Anyway, the other thing is that I can’t really remember (it’s been a few years) what happened in the most recent Tiffany Aching stories before this one. So the story starts with her as a full witch (she used to be a witch-in-training), and I’m left wondering when this actually happened. So I guess it’s through a combination of not really enjoying the character herself, not understanding why she exists in the first place in a meta sense, and just not really being interested in her backstory that I ended up not really enjoying this book.

On top of that, I’ve read a lot of Pratchett books, and while I still consider him a funny author, he’s been getting really repetitive. Several tropes recur all the time in his novels, especially the idea that humans have a weirdness censor, or certain jokes that should have been one-off but get repeated in many of his books. So when I was reading this I was finding his sense of humour a bit old and “done” at this point, simply because I feel like I’ve read the same book before.

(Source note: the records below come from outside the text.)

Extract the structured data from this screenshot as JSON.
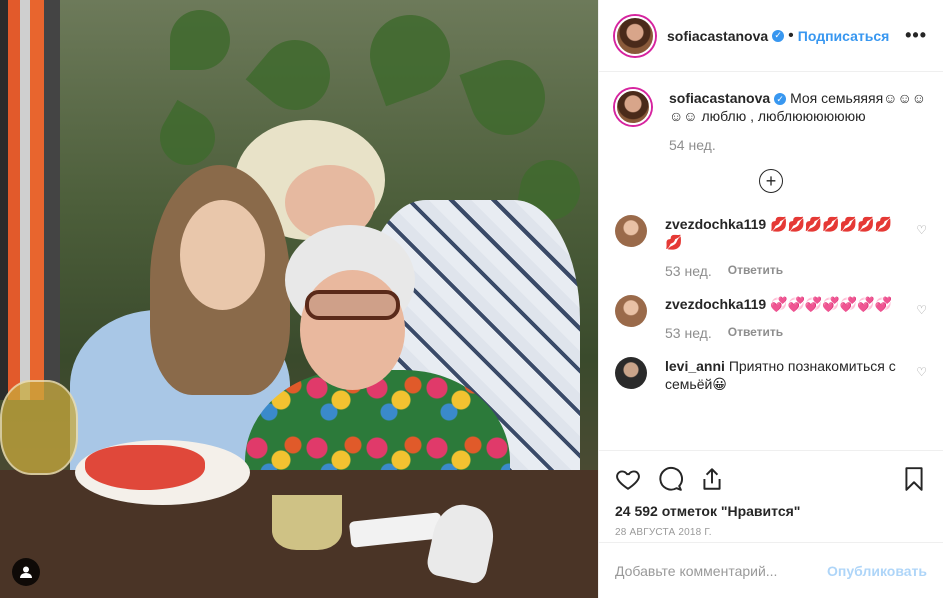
{
  "post": {
    "username": "sofiacastanova",
    "follow_label": "Подписаться",
    "more_label": "•••",
    "caption_text": "Моя семьяяяя☺☺☺☺☺ люблю , люблююююююю",
    "caption_time": "54 нед."
  },
  "comments": [
    {
      "username": "zvezdochka119",
      "text": "💋💋💋💋💋💋💋💋",
      "time": "53 нед.",
      "reply_label": "Ответить"
    },
    {
      "username": "zvezdochka119",
      "text": "💞💞💞💞💞💞💞",
      "time": "53 нед.",
      "reply_label": "Ответить"
    },
    {
      "username": "levi_anni",
      "text": "Приятно познакомиться с семьёй😀"
    }
  ],
  "actions": {
    "likes": "24 592 отметок \"Нравится\"",
    "date": "28 августа 2018 г."
  },
  "composer": {
    "placeholder": "Добавьте комментарий...",
    "publish_label": "Опубликовать"
  },
  "icons": {
    "verified": "verified-badge-icon",
    "load_more": "plus-circle-icon",
    "like": "heart-icon",
    "comment": "comment-bubble-icon",
    "share": "share-icon",
    "save": "bookmark-icon",
    "tag": "user-tag-icon"
  },
  "colors": {
    "accent": "#3897f0",
    "muted": "#8e8e8e",
    "text": "#262626"
  }
}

That said, even a bad Pratchett book was ultimately an enjoyable read, even if I had to eventually force myself to finish it (the train journey back from York in December was useful for that!). And it’s not like the book didn’t have redeeming qualities – as a friend pointed out to me, it really puts Tiffany Aching into a “darkest hour” type of situation, where everything starts to go wrong for her bit by bit and she has to pick up all the pieces, and those kinds of situations are very interesting in a narrative sense. But overall, I’d recommend reading other Pratchett books before this one.